DTGO’s Asst Prof Pongporn Sudbanthad ‘Aj Tum’ shares lessons from canal revival
06 Aug 2018DTGO CSR
25 July 2018, Bangkok – Asst. Prof. ‘Aj Tum’ Pongporn Sudbanthad, an advisor to DTGO and MQDC, shared his experience of helping canal-side communities at the ‘MIT Sloan – Sasin Action Learning Conference’ at the Sasin School of Management at Chulalongkorn University.
The event’s host, Khun Nick Pisalyaput, introduced Aj Tum by as “a legend” for “transforming beyond belief” the slum communities at Ladprao Canal, which had been blighted by encroaching shacks and raw sewage disposal.
After working for 10 years in New York, Aj Tum was shocked by the black, polluted water of the canal where he had swum as a child and the conditions of the local community.
“My home was nearby and I saw the dirty canal, the impoverished children, and people involved in drugs, shark loans, and illegal space rental – and that is what inspired me to do something,” said Aj Tum. “I started dreaming. At first it was ‘mission impossible’.”
Aj Tum told the audience of executives how his canal infrastructure masterplan work hinged on building trust, through continuing co-creation activities involving the community, academia, local and central government, stakeholders, and other organizations.
“Without being trusted by communities, corporates such as DTGO, MQDC, headed by Khun Thippaporn Ahriyavraromp, universities, and authorities, I could not have made my ‘mission impossible’ dream come true,” he said.
“The volunteer masterplan team had to work on the canal for several years to get the trust of the community. When we started the project, most of the community was opposed, because they would have to move from the water to the bank. We spent about two years developing mutual understanding, showing that they could enjoy a better quality of life and a better canal-front environment.”

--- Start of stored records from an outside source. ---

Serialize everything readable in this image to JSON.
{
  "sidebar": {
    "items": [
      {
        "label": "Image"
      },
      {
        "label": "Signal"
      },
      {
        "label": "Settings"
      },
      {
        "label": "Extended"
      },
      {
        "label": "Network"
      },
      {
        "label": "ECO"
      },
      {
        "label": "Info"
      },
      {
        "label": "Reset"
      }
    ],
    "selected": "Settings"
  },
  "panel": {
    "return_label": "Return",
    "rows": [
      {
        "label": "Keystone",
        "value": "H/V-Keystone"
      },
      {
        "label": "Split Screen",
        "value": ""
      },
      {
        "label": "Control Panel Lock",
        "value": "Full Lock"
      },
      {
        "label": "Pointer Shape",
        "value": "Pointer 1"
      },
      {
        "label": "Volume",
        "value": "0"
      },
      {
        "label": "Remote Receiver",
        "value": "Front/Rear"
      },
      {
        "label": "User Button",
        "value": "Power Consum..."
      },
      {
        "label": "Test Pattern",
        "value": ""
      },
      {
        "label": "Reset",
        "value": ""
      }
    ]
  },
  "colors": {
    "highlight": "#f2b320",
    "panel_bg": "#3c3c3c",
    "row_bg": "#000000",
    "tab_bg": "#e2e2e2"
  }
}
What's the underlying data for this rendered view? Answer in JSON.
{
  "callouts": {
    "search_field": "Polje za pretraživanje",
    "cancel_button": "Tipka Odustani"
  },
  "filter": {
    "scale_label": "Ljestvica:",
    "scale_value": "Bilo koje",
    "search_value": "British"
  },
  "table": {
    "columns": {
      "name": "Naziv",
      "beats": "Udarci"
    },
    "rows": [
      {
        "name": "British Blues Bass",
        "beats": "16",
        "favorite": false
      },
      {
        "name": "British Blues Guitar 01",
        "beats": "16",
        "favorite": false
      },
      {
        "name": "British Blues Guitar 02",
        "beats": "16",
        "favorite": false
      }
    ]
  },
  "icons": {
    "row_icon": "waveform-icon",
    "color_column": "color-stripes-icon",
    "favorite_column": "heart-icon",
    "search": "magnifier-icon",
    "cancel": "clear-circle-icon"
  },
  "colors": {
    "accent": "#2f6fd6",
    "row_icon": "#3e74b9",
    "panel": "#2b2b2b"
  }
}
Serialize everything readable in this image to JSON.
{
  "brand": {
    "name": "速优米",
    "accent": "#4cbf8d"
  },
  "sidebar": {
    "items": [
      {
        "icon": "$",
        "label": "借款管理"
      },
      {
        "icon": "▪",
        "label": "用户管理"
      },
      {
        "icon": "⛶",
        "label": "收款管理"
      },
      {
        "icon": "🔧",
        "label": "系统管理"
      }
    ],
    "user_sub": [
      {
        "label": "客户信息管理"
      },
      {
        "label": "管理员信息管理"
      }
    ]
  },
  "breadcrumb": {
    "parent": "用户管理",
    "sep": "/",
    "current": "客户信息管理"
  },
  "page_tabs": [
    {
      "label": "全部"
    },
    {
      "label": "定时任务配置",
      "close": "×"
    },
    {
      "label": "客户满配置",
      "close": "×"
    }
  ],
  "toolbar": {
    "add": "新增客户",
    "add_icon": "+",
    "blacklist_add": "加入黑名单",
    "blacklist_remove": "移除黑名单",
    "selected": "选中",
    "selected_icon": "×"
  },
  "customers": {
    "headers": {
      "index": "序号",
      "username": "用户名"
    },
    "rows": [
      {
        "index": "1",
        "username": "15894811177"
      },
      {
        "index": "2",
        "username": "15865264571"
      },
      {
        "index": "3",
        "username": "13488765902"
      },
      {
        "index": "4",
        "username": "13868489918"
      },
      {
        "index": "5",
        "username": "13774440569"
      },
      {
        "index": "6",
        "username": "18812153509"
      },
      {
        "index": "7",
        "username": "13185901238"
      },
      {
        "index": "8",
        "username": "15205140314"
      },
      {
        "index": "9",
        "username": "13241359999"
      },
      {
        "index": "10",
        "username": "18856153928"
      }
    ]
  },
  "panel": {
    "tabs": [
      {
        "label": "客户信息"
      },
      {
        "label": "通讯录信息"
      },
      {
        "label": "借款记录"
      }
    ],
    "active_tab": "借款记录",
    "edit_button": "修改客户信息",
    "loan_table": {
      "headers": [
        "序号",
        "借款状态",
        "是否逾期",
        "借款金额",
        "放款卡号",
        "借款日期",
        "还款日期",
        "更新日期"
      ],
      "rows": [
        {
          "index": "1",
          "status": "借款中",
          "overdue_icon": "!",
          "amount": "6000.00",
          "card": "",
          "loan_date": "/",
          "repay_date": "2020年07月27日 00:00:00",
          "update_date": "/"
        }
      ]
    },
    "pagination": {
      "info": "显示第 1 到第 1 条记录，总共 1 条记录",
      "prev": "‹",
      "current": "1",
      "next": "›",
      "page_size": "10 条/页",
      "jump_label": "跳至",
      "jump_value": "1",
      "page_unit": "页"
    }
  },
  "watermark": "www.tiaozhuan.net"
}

The masterplan initiated by Aj Tum has now incorporated contributions from several thousand professionals and officials across many sectors. Completed work covers 22 km of canal and 7,000 homes. The canal has been widened from 10-20 meters to 38 meters to become “like a small river”. The several transformed locations include Siam Venice VK College, Sanchao Pau Somboon, Bang Bua, and Senanivate, whose diverse styles and colors reflect their communities’ differing preferences.

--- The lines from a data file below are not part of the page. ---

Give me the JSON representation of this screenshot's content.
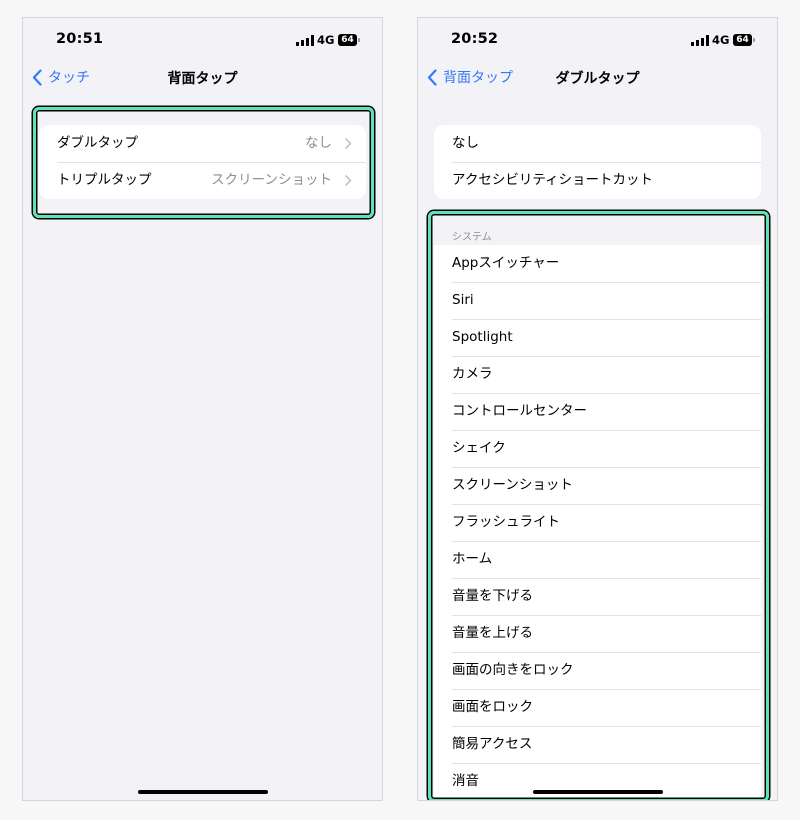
{
  "left": {
    "time": "20:51",
    "network": "4G",
    "battery": "64",
    "back_label": "タッチ",
    "title": "背面タップ",
    "rows": [
      {
        "label": "ダブルタップ",
        "value": "なし"
      },
      {
        "label": "トリプルタップ",
        "value": "スクリーンショット"
      }
    ]
  },
  "right": {
    "time": "20:52",
    "network": "4G",
    "battery": "64",
    "back_label": "背面タップ",
    "title": "ダブルタップ",
    "top_group": [
      "なし",
      "アクセシビリティショートカット"
    ],
    "section_header": "システム",
    "system_items": [
      "Appスイッチャー",
      "Siri",
      "Spotlight",
      "カメラ",
      "コントロールセンター",
      "シェイク",
      "スクリーンショット",
      "フラッシュライト",
      "ホーム",
      "音量を下げる",
      "音量を上げる",
      "画面の向きをロック",
      "画面をロック",
      "簡易アクセス",
      "消音"
    ]
  },
  "colors": {
    "accent": "#3478f6",
    "highlight": "#5fe3b5",
    "background": "#f2f2f7"
  },
  "icons": [
    "chevron-left-icon",
    "chevron-right-icon",
    "signal-icon",
    "battery-icon"
  ]
}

“We are now almost half finished and we are aiming for completion in the next two years,” he said. “We expect to attract tourism as well as commercial, taxi, and passenger boats and to create social enterprises along the canals. Greenery and urban forests will feature all along the canal, with improved water treatment and more effective floodways.” In his contribution at the conference, Aj Tum acknowledged assistance for developing canal accessibility and connectivity from UDDI of Thammasart University, supported by the Rockefeller Trust, plus community facilities by INDA Chula, and a social enterprise business model from Sasin. The University of Pennsylvania-Gensler have provided a canal community workshop over recent years.
Working for DTGO and MQDC with a team of urban architects, Aj Tum is now applying this community revival approach in other locations, such as the banks of the Chao Phraya and canal-side communities in Pattaya.
“We have established many collaborations, including with the Bangkok Metropolitan Authority (BMA) and its Department of Drainage and Sewerage,” he said. “The Ministry of Social Development and Human Security, with its Community Organizations Development Institute (CODI), is also involved, along with the Ministry of Finance’s Treasury Department and the Institute of New Model Communities Lands Administration in 5 Regions (INCA).”